Cloud storage firm Dropbox has reported a ‘one-off’ loss of $398.2 million in its fourth-quarter report, due to its decision to sublease most of its office space as part of a remote working strategy.
The company announced in October that it would be shifting all of its employees to permanent remote work, with the company only using a small portion of its office space for occasional in-person collaboration. As a result, Dropbox then moved to sublease the rest of its space to the market.
The cloud firm, which has leases in San Francisco, Seattle, Austin, and Ireland, noted in its Q4 results that it had incurred impairment charges of $398.2 million after an assessment of its current real estate was downgraded.
“We reassessed our real estate asset groups and estimated the fair value of the office space to be subleased using current market conditions,” the firm noted in its report. “Where the carrying value of the individual asset groups exceeded their fair value, an impairment charge was recognised for the difference. As a result, we recorded total impairment charges of $398.2 million in the fourth quarter of 2020 for right-of-use and other lease-related assets.”
Although this is regarded as a ‘one-off’ loss, it stands as a significant slump for a company that would have otherwise recorded a strong 2020 performance. In Q1 the firm recorded a profit for the first time since it debuted on the stock market in 2018. With the spread of COVID and the swift change to remote working, the company reported further gains in Q2 and Q3, the latter of which saw net incomes of $32.7 million, almost double the figure reported in the same period a year before ($17.2m).
Dropbox notably decided not to implement the sort of ‘hybrid‘ work strategy that has become popular throughout the industry, where employees can choose to work from home or in the office. The company has maintained that hybrid work arrangements could create two different employee experiences that could ultimately create “barriers to inclusion” and career inequalities.
Instead, it’s ushering in a ‘Virtual First‘ strategy where remote is now the “primary” setup for all of its employees and the day-to-day default for individual work, with the remaining office space being used for occasional collaborative work.

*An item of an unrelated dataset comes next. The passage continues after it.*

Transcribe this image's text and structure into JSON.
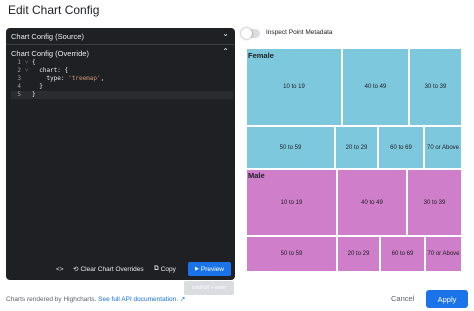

The firm is also planning to spread further afield with on-demand, collaborative spaces touted for other regions, although these are yet to be announced.